Large cap stocks on the Australian sharemarket followed global markets to a fresh four-and-a-half year high yesterday after positive German investor confidence data overrode weak global data that sent metal prices to three week lows.
The major banks were again the main drivers behind the rally in the S&P/ASX 200 index to a high of 5106.6 points, before mild profit taking left it 16.8 points, or 0.33 per cent, up at 5098.7 points, while the small ordinaries index fell 0.7 per cent.
Metal prices fell overnight on fears of a Chinese crackdown on property speculation and news that the Chinese central bank drained $4.6 billion of liquidity from the banking system, its first withdrawal of cash in eight months, via repurchase agreements.
The Shanghai composite index was off 0.1 per cent at the close of the ASX as one year interest rates pushed higher and the central bank gauged pricing for another round of repo's tomorrow, raising the prospect of tighter monetary policy this year.
Foreign direct investment into China also fell for the eighth straight month, declining 7.2 per cent, far more than the forecast 4.2 per cent drop.
Also weighing on commodities, European car sales slumped to a 23 year low and the US housing index registered its first drop in 10-months in January.
Today copper pared its losses, rising 0.5 per cent to $US8085 a tonne, nickel bounced 0.8 per cent to $US17,540 a tonne and gold tested $US1600 an ounce before bouncing to $US1607 an ounce.
In Tokyo the Nikkei index was up 0.8 per cent despite Japan's trade deficit surging to a record high as the weaker yen soaring energy imports swamp the better than expected 6.4 per cent increase in exports.

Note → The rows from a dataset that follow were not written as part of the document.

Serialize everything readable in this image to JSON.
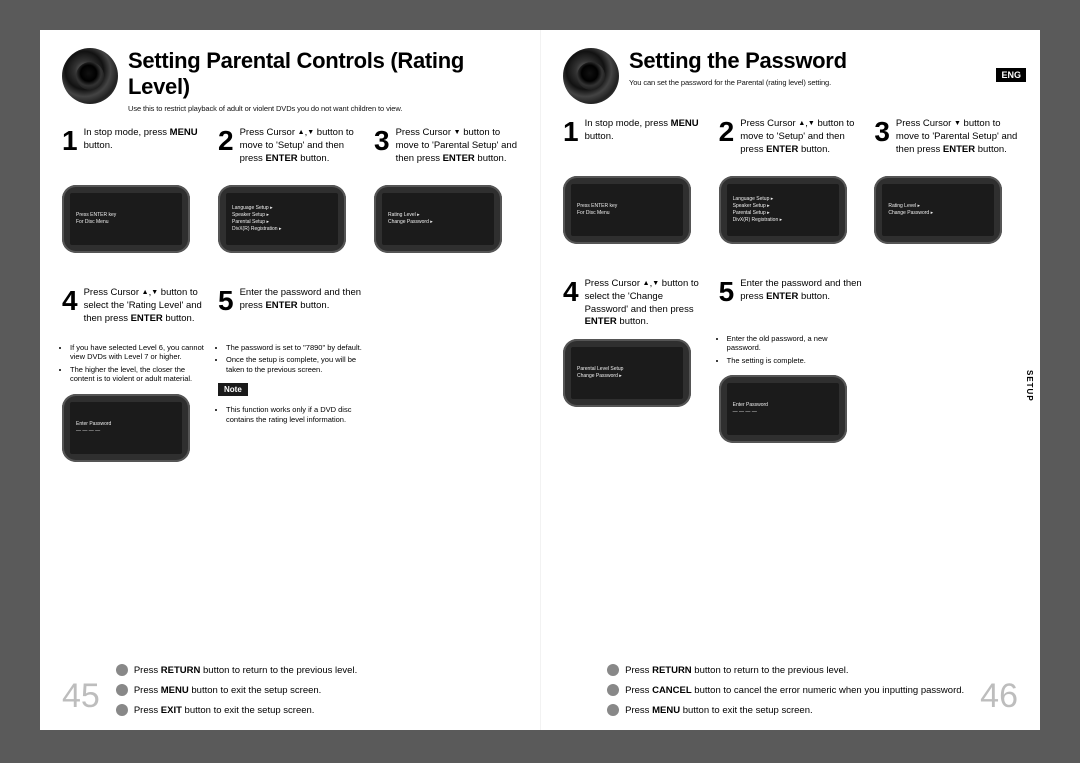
{
  "lang_badge": "ENG",
  "side_tab": "SETUP",
  "left": {
    "title": "Setting Parental Controls (Rating Level)",
    "subtitle": "Use this to restrict playback of adult or violent DVDs you do not want children to view.",
    "steps": [
      {
        "num": "1",
        "html": "In stop mode, press <b>MENU</b> button.",
        "screen": [
          "Press ENTER key",
          "For Disc Menu"
        ]
      },
      {
        "num": "2",
        "html": "Press Cursor <span class='tri-up'></span>,<span class='tri-dn'></span> button to move to 'Setup' and then press <b>ENTER</b> button.",
        "screen": [
          "Language Setup ▸",
          "Speaker Setup ▸",
          "Parental Setup ▸",
          "DivX(R) Registration ▸"
        ]
      },
      {
        "num": "3",
        "html": "Press Cursor <span class='tri-dn'></span> button to move to 'Parental Setup' and then press <b>ENTER</b> button.",
        "screen": [
          "Rating Level ▸",
          "Change Password ▸"
        ]
      },
      {
        "num": "4",
        "html": "Press Cursor <span class='tri-up'></span>,<span class='tri-dn'></span> button to select the 'Rating Level' and then press <b>ENTER</b> button.",
        "bullets": [
          "If you have selected Level 6, you cannot view DVDs with Level 7 or higher.",
          "The higher the level, the closer the content is to violent or adult material."
        ],
        "screen": [
          "Enter Password",
          "— — — —"
        ]
      },
      {
        "num": "5",
        "html": "Enter the password and then press <b>ENTER</b> button.",
        "bullets": [
          "The password is set to \"7890\" by default.",
          "Once the setup is complete, you will be taken to the previous screen."
        ],
        "note_label": "Note",
        "note_bullets": [
          "This function works only if a DVD disc contains the rating level information."
        ]
      }
    ],
    "return_lines": [
      "Press <b>RETURN</b> button to return to the previous level.",
      "Press <b>MENU</b> button to exit the setup screen.",
      "Press <b>EXIT</b> button to exit the setup screen."
    ],
    "page_number": "45"
  },
  "right": {
    "title": "Setting the Password",
    "subtitle": "You can set the password for the Parental (rating level) setting.",
    "steps": [
      {
        "num": "1",
        "html": "In stop mode, press <b>MENU</b> button.",
        "screen": [
          "Press ENTER key",
          "For Disc Menu"
        ]
      },
      {
        "num": "2",
        "html": "Press Cursor <span class='tri-up'></span>,<span class='tri-dn'></span> button to move to 'Setup' and then press <b>ENTER</b> button.",
        "screen": [
          "Language Setup ▸",
          "Speaker Setup ▸",
          "Parental Setup ▸",
          "DivX(R) Registration ▸"
        ]
      },
      {
        "num": "3",
        "html": "Press Cursor <span class='tri-dn'></span> button to move to 'Parental Setup' and then press <b>ENTER</b> button.",
        "screen": [
          "Rating Level ▸",
          "Change Password ▸"
        ]
      },
      {
        "num": "4",
        "html": "Press Cursor <span class='tri-up'></span>,<span class='tri-dn'></span> button to select the 'Change Password' and then press <b>ENTER</b> button.",
        "screen": [
          "Parental Level   Setup",
          "Change Password ▸"
        ]
      },
      {
        "num": "5",
        "html": "Enter the password and then press <b>ENTER</b> button.",
        "bullets": [
          "Enter the old password, a new password.",
          "The setting is complete."
        ],
        "screen": [
          "Enter Password",
          "— — — —"
        ]
      }
    ],
    "return_lines": [
      "Press <b>RETURN</b> button to return to the previous level.",
      "Press <b>CANCEL</b> button to cancel the error numeric when you inputting password.",
      "Press <b>MENU</b> button to exit the setup screen."
    ],
    "page_number": "46"
  }
}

In the US the S&P 500 climbed 0.6 per cent to a fresh five-year
The Australian dollar climbed 0.2Â¢ to $US1.0360, gaining against the US dollar and New Zealand dollar which fell 0.6 per cent after Reserve Bank of New Zealand governor Graeme Wheeler ignored G20 nation advice to avoid verbal currency influence.
Governor Wheeler said the kiwi was "significantly over-valued relative to what would be sustainable long term in the absence of sizeable increases in the terms of trade and productivity".
He said the RBNZ was prepared to intervene to smooth the peaks in currency flows, and his comments left the Aussie vulnerable to regional speculative interest because of the Reserve Bank's more passive approach.
More to come